__Record set__:
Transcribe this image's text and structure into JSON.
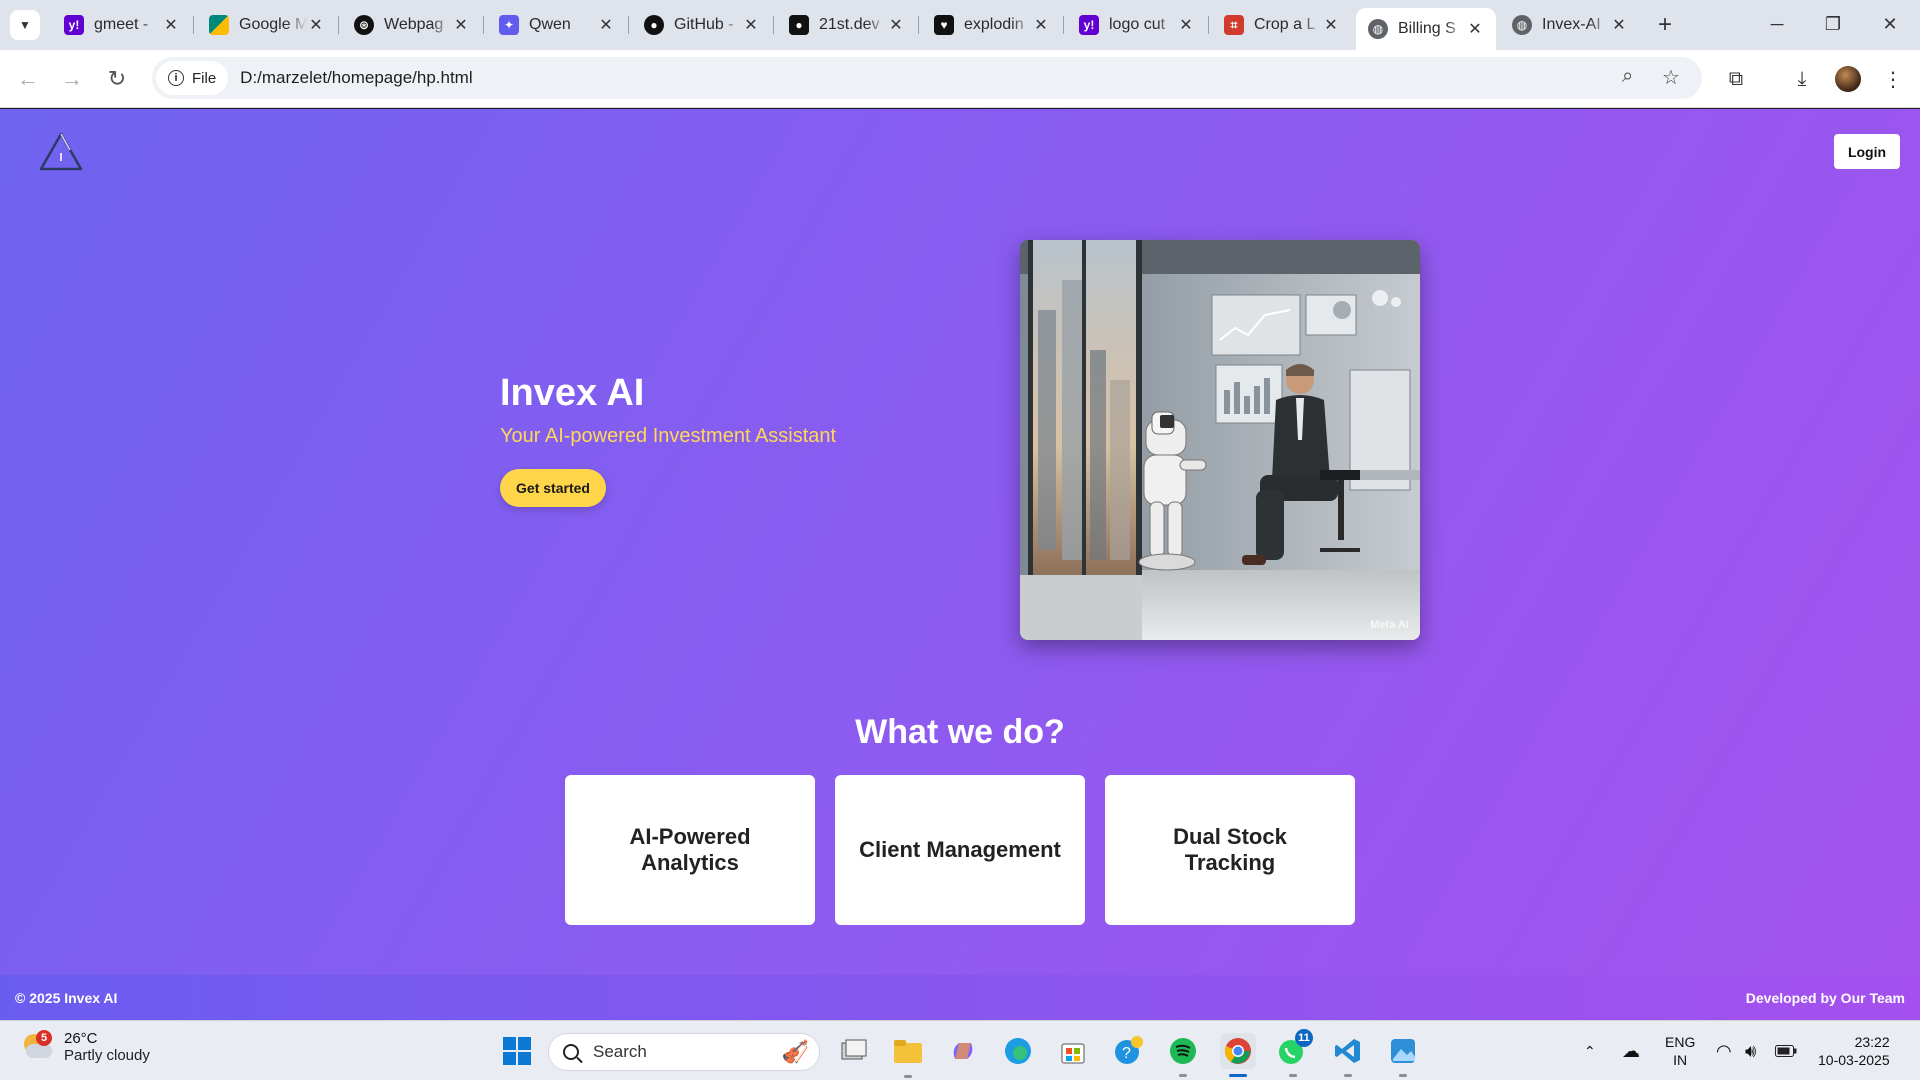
{
  "browser": {
    "tabs": [
      {
        "title": "gmeet -",
        "icon": "yahoo-icon",
        "color": "#6001d2"
      },
      {
        "title": "Google M",
        "icon": "google-meet-icon",
        "color": "#00897b"
      },
      {
        "title": "Webpag",
        "icon": "openai-icon",
        "color": "#111111"
      },
      {
        "title": "Qwen",
        "icon": "qwen-icon",
        "color": "#615ced"
      },
      {
        "title": "GitHub -",
        "icon": "github-icon",
        "color": "#111111"
      },
      {
        "title": "21st.dev",
        "icon": "21st-icon",
        "color": "#111111"
      },
      {
        "title": "explodin",
        "icon": "heart-icon",
        "color": "#111111"
      },
      {
        "title": "logo cut",
        "icon": "yahoo-icon",
        "color": "#6001d2"
      },
      {
        "title": "Crop a L",
        "icon": "crop-icon",
        "color": "#d23b2b"
      },
      {
        "title": "Billing S",
        "icon": "globe-icon",
        "color": "#5f6368",
        "active": true
      },
      {
        "title": "Invex-AI",
        "icon": "globe-icon",
        "color": "#5f6368"
      }
    ],
    "chip_label": "File",
    "url": "D:/marzelet/homepage/hp.html"
  },
  "page": {
    "login_label": "Login",
    "hero": {
      "title": "Invex AI",
      "subtitle": "Your AI-powered Investment Assistant",
      "cta_label": "Get started",
      "image_watermark": "Meta AI"
    },
    "section_title": "What we do?",
    "features": [
      "AI-Powered Analytics",
      "Client Management",
      "Dual Stock Tracking"
    ],
    "footer": {
      "copyright": "© 2025 Invex AI",
      "credit": "Developed by Our Team"
    },
    "colors": {
      "gradient_start": "#6f63ef",
      "gradient_end": "#a452ee",
      "accent_yellow": "#ffd54a"
    }
  },
  "taskbar": {
    "weather_temp": "26°C",
    "weather_condition": "Partly cloudy",
    "weather_badge": "5",
    "search_placeholder": "Search",
    "whatsapp_badge": "11",
    "language": "ENG",
    "region": "IN",
    "time": "23:22",
    "date": "10-03-2025"
  }
}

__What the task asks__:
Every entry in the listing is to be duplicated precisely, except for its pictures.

__Exercise result__:
Transcribe this image's text and structure into JSON.
{
  "browser": {
    "tabs": [
      {
        "title": "gmeet -",
        "icon": "yahoo-icon",
        "color": "#6001d2"
      },
      {
        "title": "Google M",
        "icon": "google-meet-icon",
        "color": "#00897b"
      },
      {
        "title": "Webpag",
        "icon": "openai-icon",
        "color": "#111111"
      },
      {
        "title": "Qwen",
        "icon": "qwen-icon",
        "color": "#615ced"
      },
      {
        "title": "GitHub -",
        "icon": "github-icon",
        "color": "#111111"
      },
      {
        "title": "21st.dev",
        "icon": "21st-icon",
        "color": "#111111"
      },
      {
        "title": "explodin",
        "icon": "heart-icon",
        "color": "#111111"
      },
      {
        "title": "logo cut",
        "icon": "yahoo-icon",
        "color": "#6001d2"
      },
      {
        "title": "Crop a L",
        "icon": "crop-icon",
        "color": "#d23b2b"
      },
      {
        "title": "Billing S",
        "icon": "globe-icon",
        "color": "#5f6368",
        "active": true
      },
      {
        "title": "Invex-AI",
        "icon": "globe-icon",
        "color": "#5f6368"
      }
    ],
    "chip_label": "File",
    "url": "D:/marzelet/homepage/hp.html"
  },
  "page": {
    "login_label": "Login",
    "hero": {
      "title": "Invex AI",
      "subtitle": "Your AI-powered Investment Assistant",
      "cta_label": "Get started",
      "image_watermark": "Meta AI"
    },
    "section_title": "What we do?",
    "features": [
      "AI-Powered Analytics",
      "Client Management",
      "Dual Stock Tracking"
    ],
    "footer": {
      "copyright": "© 2025 Invex AI",
      "credit": "Developed by Our Team"
    },
    "colors": {
      "gradient_start": "#6f63ef",
      "gradient_end": "#a452ee",
      "accent_yellow": "#ffd54a"
    }
  },
  "taskbar": {
    "weather_temp": "26°C",
    "weather_condition": "Partly cloudy",
    "weather_badge": "5",
    "search_placeholder": "Search",
    "whatsapp_badge": "11",
    "language": "ENG",
    "region": "IN",
    "time": "23:22",
    "date": "10-03-2025"
  }
}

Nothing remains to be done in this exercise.